Madeleine Drake said...

Alice, It's so sweet of you to offer to send articles my way. I don't have a particular focus right now research-wise, but if you see something especially interesting about vila via JSTOR, I'd love to read it. Or if you come across any texts in the future in English that you think would be a good intro to Eastern European folklore, please feel free to contact me in email (maddydrake AT gmail DOT com).

Madeleine Drake said...

Hi, Tracey! Well, if there's anything I can do to help you get your feet wet re: reading about the Fae, please let me know. :) What do you normally read?

Madeleine Drake said...

I'm glad you enjoyed the post, Edna. :) What's been your favorite paranormal/urban fantasy so far?

Madeleine Drake said...

Hey, chey--do you seem them as being human-like?

Madeleine Drake said...

*Waves to Michelle* Thanks for stopping by! (For anyone who likes hot contemporaries, Michelle writes delicious ones:

Madeleine Drake said...

Lea Ellen, fae being from another dimension would totally explain the time differences and other weirdness about Underhill, wouldn't it?

Madeleine Drake said...

Thank you, Stephanie! I'm so glad you enjoyed the post. I'm also glad there are so many different ways that the fae have been reimagined--each has it's own special charm, doesn't it? ;)

Madeleine Drake said...

Hi, Joder! Interesting, a vote for them to look more human, sans pointy ears. Who's your favorite pagan god?

Madeleine Drake said...

Howdy, Mary! By "fetch" do you mean a being that a witch/mage sends out on the astral plane to collect information, etc? Or were you thinking of another creature?

Madeleine Drake said...

Pam P, did you know that there's a legend about the fae once living in a couple of cities aboveground a long time ago? The legend says that the fae grew too proud and started using their powers to enslave humans. Naturally, the humans (who outnumbered the fae) got tired of being used and sacked the cities.

Madeleine Drake said...

Thanks for stopping by, Diane! All right, another vote for the terrestrial fae!

Madeleine Drake said...

Hey, SiNn! Thank you, I'm glad you enjoyed the excerpt. The Alien movies are awesomely horrifying...I was actually tricked into seeing the second one. I don't like horror movies in general, and when I was in high school my circle of friends all wanted to see it together. Since they knew I wouldn't go to a horror movie, they all decided to tell me it was science fiction. :) EEP! I went out and bought a nightlight for every socket in my room the next day!
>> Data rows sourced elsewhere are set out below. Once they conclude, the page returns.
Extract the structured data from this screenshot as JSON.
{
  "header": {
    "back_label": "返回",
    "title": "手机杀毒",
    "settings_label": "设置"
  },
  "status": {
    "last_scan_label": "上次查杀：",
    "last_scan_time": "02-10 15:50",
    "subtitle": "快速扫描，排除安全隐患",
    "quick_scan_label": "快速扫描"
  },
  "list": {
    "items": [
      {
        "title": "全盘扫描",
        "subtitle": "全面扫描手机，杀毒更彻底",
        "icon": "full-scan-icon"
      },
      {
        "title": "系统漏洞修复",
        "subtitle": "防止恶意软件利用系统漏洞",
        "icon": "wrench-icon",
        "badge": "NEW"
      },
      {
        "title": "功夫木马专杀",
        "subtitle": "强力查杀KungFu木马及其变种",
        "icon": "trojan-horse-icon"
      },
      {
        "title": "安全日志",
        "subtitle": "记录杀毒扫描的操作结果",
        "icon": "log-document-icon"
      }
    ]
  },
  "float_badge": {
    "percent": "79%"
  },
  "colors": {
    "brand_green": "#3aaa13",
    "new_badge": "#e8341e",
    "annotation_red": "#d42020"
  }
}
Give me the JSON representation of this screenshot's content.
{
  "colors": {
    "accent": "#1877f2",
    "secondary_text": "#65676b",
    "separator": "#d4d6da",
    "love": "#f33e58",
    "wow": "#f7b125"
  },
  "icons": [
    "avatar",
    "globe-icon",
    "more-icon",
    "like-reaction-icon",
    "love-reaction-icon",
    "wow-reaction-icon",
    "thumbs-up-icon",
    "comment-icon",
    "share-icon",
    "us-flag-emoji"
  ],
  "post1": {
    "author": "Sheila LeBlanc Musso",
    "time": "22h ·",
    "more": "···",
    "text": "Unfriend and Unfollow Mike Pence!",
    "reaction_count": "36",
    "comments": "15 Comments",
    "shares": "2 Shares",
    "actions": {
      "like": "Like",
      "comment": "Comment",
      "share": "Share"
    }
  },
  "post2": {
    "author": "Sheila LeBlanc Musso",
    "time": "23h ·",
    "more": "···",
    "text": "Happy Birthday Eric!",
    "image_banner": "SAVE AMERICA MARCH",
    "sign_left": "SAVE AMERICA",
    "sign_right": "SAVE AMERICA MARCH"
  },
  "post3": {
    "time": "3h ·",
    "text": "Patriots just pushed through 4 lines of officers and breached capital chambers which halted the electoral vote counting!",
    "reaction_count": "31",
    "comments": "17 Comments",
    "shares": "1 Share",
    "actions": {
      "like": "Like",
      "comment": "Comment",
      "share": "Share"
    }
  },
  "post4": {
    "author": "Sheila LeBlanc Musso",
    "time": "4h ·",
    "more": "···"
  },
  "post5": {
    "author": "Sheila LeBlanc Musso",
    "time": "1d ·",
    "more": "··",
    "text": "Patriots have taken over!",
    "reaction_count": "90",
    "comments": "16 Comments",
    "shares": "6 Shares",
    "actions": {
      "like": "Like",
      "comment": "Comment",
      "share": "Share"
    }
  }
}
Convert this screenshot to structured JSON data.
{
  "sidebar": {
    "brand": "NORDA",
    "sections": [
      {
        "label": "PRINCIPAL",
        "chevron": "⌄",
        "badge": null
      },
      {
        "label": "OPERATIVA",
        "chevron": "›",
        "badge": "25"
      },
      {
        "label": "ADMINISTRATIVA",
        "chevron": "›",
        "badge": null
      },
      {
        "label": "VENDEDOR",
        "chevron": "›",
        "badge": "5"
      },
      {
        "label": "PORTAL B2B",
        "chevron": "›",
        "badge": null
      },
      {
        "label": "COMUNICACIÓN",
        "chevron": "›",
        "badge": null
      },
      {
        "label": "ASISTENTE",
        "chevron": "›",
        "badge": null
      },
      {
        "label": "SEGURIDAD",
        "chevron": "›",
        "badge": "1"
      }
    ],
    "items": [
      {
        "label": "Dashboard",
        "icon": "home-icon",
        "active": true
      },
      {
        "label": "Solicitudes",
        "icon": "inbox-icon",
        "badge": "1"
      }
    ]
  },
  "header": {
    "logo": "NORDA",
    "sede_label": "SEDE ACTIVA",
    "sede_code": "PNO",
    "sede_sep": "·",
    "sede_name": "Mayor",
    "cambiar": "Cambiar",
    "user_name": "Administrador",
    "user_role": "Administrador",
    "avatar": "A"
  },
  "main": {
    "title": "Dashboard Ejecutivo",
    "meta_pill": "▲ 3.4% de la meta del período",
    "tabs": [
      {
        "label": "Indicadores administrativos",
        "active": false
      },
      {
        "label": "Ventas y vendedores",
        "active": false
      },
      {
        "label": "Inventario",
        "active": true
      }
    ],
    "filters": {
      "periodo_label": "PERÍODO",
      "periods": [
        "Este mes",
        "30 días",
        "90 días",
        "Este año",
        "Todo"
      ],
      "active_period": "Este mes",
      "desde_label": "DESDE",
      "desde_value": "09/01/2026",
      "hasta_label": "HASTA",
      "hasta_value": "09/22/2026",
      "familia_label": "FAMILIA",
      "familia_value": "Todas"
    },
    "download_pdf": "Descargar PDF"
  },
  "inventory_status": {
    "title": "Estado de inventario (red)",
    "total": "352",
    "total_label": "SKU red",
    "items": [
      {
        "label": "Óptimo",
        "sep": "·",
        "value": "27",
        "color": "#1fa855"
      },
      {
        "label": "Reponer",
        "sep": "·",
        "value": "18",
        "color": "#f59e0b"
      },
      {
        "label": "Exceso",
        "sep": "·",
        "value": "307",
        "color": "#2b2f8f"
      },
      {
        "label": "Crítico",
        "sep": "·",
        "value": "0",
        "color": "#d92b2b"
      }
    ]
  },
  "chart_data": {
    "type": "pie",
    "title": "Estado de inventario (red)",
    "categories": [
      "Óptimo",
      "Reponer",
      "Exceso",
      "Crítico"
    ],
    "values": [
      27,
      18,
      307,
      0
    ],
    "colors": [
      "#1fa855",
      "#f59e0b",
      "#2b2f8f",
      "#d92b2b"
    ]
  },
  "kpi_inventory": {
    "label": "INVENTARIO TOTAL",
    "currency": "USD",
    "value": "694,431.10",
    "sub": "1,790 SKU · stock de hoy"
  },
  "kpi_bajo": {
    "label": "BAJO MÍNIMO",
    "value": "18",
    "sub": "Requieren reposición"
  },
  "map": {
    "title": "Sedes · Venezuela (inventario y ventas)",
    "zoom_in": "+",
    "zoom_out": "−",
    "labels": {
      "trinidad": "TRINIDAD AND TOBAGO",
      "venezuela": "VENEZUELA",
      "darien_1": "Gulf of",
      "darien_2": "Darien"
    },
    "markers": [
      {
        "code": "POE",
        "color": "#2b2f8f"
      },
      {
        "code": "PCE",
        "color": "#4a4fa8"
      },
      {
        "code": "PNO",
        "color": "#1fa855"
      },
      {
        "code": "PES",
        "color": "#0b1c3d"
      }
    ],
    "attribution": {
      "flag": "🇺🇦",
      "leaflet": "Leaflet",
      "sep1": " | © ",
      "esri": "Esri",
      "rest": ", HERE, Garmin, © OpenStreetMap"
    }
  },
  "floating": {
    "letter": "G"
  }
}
Madeleine Drake said...

Welcome, desitheblonde! Do you like them with a horn (musical instrument)? Or do you mean that you like them horned, a la Pan?

CrystalGB said...

I like to think that they belong to the earth and they are amazing creatures.
Your book sounds great.

Pamk said...

I think of them as from this earth but not gods even though I can see the more primitives of our culture seeing them as such. I'd like to think of them as a seperate race from humans and sort of like the animal species that humans were so prolific we sort of made them extinct. or theve chosen to hide themselves from us until such time as we could live side by side which will never happen

Andrea I said...

I like to think of the fae as belonging to Earth, but not necessarily being pointy eared.

Jolene Allcock and Family said...

I have only read a few books with Fae. I would love to explore some more. I like to read of Fea that are beautiful and somewhat magical. Maybe the evil ones could be pointy eared and Alien looking :)